  • Are you suffering from aching muscles, tense neck, back problems, jaws tight; do you often catch yourself frowning?
  • Are your pulse rate and blood pressure normal most of the time?
  • Are you showing the early signs of burnout, such as lack of motivation, low sex drive, constant tiredness, loss of appetite, poor sleep, increased dependence on cigarettes or alcohol, increases in minor ailments such as colds, flu, back pain, stomach upsets, stomach ulcers?
  • Are you locked into the fast lane of life?

Adjust your reaction

I think there’s a need to adjust your reaction.  Remember that unhealthy stress sets in because we are constantly in a state of readiness and reaction to pressures on us:

  • What’s your reaction to a red light that delays you on the road, or a traffic jam on the motorway? You have no control over the lights or the traffic, but you can choose the status in your life you give these things.
  • What are you like when the phone goes yet again and interrupts your flow at work?
  • What are you like when the kids make yet another demand on your time?
  • Is every interruption ‘the last straw’? James chapter 1 says that our response to pressure tells us the quality of our faith.

Make a lifestyle choice to slow down

I think we’ve got to slow down—put the recovery period back into our body’s daily routine. So many of the harmful effects of stress come about because we have deprived ourselves of the third stage in the stress cycle: we seem to be constantly on red alert; we seem to be constantly in reaction mode. But we often fail to give ourselves enough time in recovery mode.

Maybe you need to sit down as an individual or couple and start making some lifestyle choices, which may reduce your income, or require you to adjust some outgoings. But they may just save your life, or your marriage, or your health, or any combination of these.

And if you are a young person, and life’s big choices are still ahead of you, now is the time to start putting some sound principles and healthy goals into place in your life. Good habits and right priorities you select when you are 17 will repay dividends well past the age of 70. Don’t join the rat-race your parents may be locked into. Remember: the rat-race is for rats. Join the human race instead. That’s how God intends you to be. And it is healthy.

Take the advice of Scripture

Let’s consider the following three Bible verses and learn from them:

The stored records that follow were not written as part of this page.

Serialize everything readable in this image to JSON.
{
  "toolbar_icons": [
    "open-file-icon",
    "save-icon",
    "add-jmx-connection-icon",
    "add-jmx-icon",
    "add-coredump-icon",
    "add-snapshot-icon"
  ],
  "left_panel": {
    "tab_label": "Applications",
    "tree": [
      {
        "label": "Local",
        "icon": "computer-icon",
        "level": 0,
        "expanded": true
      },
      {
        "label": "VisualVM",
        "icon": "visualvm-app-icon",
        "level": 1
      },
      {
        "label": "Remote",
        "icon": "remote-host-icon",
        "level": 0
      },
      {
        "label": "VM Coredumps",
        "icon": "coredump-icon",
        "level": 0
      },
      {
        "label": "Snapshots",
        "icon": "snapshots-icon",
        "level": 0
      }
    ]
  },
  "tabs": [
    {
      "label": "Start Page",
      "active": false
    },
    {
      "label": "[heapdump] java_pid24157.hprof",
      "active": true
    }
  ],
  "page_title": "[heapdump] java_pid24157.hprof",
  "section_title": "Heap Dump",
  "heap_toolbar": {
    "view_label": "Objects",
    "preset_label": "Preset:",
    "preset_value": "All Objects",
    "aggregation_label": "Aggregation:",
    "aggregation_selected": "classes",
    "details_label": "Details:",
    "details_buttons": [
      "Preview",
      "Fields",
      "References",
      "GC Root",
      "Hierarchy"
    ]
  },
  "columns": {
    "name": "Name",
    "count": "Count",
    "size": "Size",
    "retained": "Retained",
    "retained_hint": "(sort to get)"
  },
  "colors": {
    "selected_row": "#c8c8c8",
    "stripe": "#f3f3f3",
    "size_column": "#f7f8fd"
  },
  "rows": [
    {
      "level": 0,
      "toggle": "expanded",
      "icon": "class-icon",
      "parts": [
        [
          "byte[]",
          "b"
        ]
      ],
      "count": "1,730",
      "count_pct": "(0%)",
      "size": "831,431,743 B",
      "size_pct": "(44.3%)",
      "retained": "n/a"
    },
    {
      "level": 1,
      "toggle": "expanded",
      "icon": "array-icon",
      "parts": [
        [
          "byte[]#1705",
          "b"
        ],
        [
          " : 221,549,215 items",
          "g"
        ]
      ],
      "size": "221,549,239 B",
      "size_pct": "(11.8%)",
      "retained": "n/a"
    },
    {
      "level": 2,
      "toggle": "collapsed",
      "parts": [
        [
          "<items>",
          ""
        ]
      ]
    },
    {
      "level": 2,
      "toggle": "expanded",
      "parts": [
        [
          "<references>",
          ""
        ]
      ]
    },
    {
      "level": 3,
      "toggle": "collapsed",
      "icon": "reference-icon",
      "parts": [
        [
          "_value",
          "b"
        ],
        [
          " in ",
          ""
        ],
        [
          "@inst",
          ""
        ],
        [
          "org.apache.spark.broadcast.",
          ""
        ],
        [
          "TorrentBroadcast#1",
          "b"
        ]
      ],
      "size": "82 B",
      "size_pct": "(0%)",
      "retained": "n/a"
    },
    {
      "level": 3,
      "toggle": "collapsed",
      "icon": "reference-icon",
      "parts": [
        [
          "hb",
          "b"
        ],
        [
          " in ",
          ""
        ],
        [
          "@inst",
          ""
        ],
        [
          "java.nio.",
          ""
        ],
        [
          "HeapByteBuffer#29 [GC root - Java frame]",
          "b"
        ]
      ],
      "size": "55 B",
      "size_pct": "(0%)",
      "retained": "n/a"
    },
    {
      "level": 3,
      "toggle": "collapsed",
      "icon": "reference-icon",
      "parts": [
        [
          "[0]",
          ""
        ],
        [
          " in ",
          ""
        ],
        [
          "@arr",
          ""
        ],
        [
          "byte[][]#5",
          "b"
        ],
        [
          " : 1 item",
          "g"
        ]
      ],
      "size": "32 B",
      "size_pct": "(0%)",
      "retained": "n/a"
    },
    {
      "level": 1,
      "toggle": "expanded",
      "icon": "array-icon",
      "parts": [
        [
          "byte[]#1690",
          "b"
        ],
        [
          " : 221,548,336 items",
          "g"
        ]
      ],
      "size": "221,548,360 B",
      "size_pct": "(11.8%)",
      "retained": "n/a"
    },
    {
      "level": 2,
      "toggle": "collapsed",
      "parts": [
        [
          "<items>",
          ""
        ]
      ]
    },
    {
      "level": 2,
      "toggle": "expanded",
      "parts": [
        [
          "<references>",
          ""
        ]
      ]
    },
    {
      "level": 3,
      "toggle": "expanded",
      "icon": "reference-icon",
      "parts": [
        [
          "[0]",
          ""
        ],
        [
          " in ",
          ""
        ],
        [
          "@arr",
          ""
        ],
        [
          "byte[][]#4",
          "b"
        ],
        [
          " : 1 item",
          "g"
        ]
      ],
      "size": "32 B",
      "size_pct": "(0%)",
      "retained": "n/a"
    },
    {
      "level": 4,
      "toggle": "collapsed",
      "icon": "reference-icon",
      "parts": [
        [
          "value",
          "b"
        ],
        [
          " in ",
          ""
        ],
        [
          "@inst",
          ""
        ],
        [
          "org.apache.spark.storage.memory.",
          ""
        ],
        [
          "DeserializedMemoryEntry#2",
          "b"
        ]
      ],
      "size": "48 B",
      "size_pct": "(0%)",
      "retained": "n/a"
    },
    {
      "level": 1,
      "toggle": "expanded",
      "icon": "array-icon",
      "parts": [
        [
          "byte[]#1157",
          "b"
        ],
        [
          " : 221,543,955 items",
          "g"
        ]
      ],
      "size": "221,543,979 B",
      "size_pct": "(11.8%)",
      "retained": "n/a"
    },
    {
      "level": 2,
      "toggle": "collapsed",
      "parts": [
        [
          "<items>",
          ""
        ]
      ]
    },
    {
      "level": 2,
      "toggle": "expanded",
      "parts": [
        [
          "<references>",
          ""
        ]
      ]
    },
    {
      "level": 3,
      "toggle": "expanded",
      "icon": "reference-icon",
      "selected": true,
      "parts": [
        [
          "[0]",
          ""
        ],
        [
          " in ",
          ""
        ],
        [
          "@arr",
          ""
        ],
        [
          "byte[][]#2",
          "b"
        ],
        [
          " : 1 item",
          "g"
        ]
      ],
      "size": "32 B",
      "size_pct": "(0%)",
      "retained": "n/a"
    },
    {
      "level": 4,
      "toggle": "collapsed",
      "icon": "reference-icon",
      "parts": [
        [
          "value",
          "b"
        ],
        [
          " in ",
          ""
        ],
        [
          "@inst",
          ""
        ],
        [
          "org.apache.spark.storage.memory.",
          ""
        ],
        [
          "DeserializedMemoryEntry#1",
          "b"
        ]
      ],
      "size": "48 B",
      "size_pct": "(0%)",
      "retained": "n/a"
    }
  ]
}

Mark 6:30-32: “The apostles came and reported to Jesus all they had done. Then, because so many people were coming and going that they did not even have chance to eat, Jesus said to them, ‘Come with me by yourselves to a quiet place and get some rest.’ So they went away in a boat to a quiet and solitary place.” Those disciples had been on two-by-two missions all around the countryside and seen God doing amazing things through them. They were excited and exhausted. Jesus says, “Let’s get away to a quiet place and get some rest now.” That tells you his priorities.

Romans 12:2 (A paraphrase): “Don’t let this world pressure you into conforming to how it thinks your life should be; instead, have a changed mind and attitude that will pressure you from within to find out how good, pleasing and perfect God’s will is.” Stress is not what is ‘out there’, but ‘in here’ in the ways we respond to what is out there, and this verse is a great stress-buster if we will take it to heart.

Psalm 46:10: “Our God says, ‘Calm down, and learn that I am God”. Other versions say “Slow down” or “Be still”. And that’s the key. Stop rushing and being agitated.